The envisioned Continental Free Trade Area (CFTA) would allow free movement of business persons and investments. It would also avail a continental market for goods and services which would mean good business for Africa by Africans.
CFTA is a top agenda at the ongoing AU Summit in Addis Ababa, Ethiopia. The African Union (AU) and the United Nations Economic Commission for Africa (UN-ECA) have both reaffirmed the need to realize it.
Top delegates, AU Commission Chairperson Moussa Faki Mahamat and Vera Songwe, Executive secretary of the UN-ECA have cited CFTA’s potential to increase trade in the continent.
In fact, it is expected that the free trade area would more than double trade.

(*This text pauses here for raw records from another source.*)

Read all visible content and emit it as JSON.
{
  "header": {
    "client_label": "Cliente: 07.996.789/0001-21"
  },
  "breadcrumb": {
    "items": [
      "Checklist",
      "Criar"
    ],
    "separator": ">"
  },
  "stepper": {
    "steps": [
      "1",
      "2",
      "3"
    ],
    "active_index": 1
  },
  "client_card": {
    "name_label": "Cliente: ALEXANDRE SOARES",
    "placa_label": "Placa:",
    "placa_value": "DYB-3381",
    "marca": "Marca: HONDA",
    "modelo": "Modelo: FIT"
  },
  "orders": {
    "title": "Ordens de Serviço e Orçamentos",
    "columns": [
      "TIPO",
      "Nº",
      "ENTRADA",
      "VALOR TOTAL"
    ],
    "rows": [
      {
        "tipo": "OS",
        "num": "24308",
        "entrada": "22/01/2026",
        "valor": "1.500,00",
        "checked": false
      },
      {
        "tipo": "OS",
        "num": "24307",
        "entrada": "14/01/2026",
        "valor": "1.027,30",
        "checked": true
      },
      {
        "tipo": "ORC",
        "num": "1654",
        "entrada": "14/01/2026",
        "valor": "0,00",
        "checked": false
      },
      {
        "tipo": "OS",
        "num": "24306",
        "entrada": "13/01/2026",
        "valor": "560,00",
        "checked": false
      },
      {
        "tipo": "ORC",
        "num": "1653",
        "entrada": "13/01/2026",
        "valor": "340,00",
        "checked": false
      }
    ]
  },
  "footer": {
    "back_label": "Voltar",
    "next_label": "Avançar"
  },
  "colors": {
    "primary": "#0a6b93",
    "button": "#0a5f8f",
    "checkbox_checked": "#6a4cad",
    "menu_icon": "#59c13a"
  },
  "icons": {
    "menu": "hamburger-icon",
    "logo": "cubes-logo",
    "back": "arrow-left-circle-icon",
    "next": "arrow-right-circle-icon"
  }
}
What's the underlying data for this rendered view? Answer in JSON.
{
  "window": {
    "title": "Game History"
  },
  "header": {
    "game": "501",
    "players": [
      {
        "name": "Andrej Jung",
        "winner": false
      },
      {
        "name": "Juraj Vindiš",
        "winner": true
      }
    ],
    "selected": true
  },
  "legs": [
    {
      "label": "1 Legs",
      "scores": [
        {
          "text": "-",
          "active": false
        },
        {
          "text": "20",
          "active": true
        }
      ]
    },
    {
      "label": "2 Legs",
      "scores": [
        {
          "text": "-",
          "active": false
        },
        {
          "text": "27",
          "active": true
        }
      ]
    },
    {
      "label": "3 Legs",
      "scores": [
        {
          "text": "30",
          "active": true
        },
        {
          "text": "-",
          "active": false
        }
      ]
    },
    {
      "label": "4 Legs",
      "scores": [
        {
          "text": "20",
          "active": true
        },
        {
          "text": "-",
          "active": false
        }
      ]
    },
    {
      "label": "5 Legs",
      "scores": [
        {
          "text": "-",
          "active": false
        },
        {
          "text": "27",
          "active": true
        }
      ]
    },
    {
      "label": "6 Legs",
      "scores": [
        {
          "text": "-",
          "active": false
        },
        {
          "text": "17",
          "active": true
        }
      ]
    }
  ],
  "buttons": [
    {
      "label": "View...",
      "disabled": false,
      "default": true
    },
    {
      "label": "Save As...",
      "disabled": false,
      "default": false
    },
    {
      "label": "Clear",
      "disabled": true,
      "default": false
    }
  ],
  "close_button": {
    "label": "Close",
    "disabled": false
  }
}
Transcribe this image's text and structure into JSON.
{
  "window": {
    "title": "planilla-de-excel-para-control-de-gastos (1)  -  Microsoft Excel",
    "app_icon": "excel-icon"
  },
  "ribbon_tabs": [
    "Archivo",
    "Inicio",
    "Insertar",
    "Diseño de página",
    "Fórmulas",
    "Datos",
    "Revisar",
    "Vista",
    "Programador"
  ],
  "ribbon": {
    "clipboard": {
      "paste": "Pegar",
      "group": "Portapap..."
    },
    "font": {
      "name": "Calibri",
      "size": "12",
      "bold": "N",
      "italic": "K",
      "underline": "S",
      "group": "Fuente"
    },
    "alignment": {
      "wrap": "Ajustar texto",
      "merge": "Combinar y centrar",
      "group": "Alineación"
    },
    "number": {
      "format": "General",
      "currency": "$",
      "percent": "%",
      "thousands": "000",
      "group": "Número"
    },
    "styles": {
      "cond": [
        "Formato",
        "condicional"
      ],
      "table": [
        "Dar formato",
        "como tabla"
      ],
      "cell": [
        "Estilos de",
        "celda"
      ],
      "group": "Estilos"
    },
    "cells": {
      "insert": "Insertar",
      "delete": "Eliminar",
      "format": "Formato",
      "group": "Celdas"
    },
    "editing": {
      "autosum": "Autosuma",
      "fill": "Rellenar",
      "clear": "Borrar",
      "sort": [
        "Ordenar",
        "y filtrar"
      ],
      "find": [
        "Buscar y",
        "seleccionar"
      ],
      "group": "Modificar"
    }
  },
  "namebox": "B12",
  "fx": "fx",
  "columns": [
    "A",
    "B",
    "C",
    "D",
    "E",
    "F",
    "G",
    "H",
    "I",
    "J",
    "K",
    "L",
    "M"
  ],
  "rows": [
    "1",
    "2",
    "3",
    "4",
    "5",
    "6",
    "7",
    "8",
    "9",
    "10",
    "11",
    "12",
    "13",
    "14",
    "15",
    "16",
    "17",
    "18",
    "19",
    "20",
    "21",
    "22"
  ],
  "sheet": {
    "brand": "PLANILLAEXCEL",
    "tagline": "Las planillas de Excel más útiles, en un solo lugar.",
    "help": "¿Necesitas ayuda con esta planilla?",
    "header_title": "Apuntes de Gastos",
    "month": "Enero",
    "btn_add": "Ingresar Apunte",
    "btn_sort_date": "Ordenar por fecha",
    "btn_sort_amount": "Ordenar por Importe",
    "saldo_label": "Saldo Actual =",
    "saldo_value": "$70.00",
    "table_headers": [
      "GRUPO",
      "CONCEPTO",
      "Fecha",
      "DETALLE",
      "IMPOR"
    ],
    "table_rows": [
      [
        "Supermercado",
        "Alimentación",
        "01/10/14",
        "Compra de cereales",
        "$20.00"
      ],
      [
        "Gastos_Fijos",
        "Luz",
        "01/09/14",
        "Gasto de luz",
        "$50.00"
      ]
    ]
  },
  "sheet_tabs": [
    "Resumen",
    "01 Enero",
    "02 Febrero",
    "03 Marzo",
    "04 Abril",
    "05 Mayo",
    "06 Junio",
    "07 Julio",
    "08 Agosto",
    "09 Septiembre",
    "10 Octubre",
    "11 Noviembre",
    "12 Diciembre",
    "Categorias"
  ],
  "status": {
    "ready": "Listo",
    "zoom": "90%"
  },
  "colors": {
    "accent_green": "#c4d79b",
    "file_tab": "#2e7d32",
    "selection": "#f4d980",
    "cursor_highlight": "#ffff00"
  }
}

Media from Addis Ababa reported that ECA estimated that the CFTA has the potential to boost intra-Africa trade by 53.2 percent by eliminating import duties and to double such trade if non-tariff barriers are also reduced.
However, the sought after Free Trade Area CFTA is still elusive six years after it was put on the table.
CFTA was adopted in January 2012 during the 18th Ordinary Session of the Assembly of Heads of State and Government of the African Union when it was thought that by 2017 it could very well be realized.
Experts are also concerned that because of Africa’s poor infrastructure, then even with a free trade zone across the continent, then trade would still not improve significantly., if at all.
According to the ECA, the CFTA, by reducing tariffs, simplifying trade and clearing procedures as well as reducing import duties, would make business more affordable for informal traders to operate via formal channels, which also offers more protection.
Concerns and Challenges
However, experts and organizations expressed their concern that trade on the African continent would not improve much with the current poor state of Africa’s infrastructure.
“Africa needs safe, reliable, efficient, affordable, and sustainable physical infrastructure to support economic activities and to provide basic social services, especially for the poor,” Songwe said.
AU and ECA also stressed the need to improve all aspects of infrastructure services in Africa, including road, air, energy and water, so as to help uplift intra-Africa trading.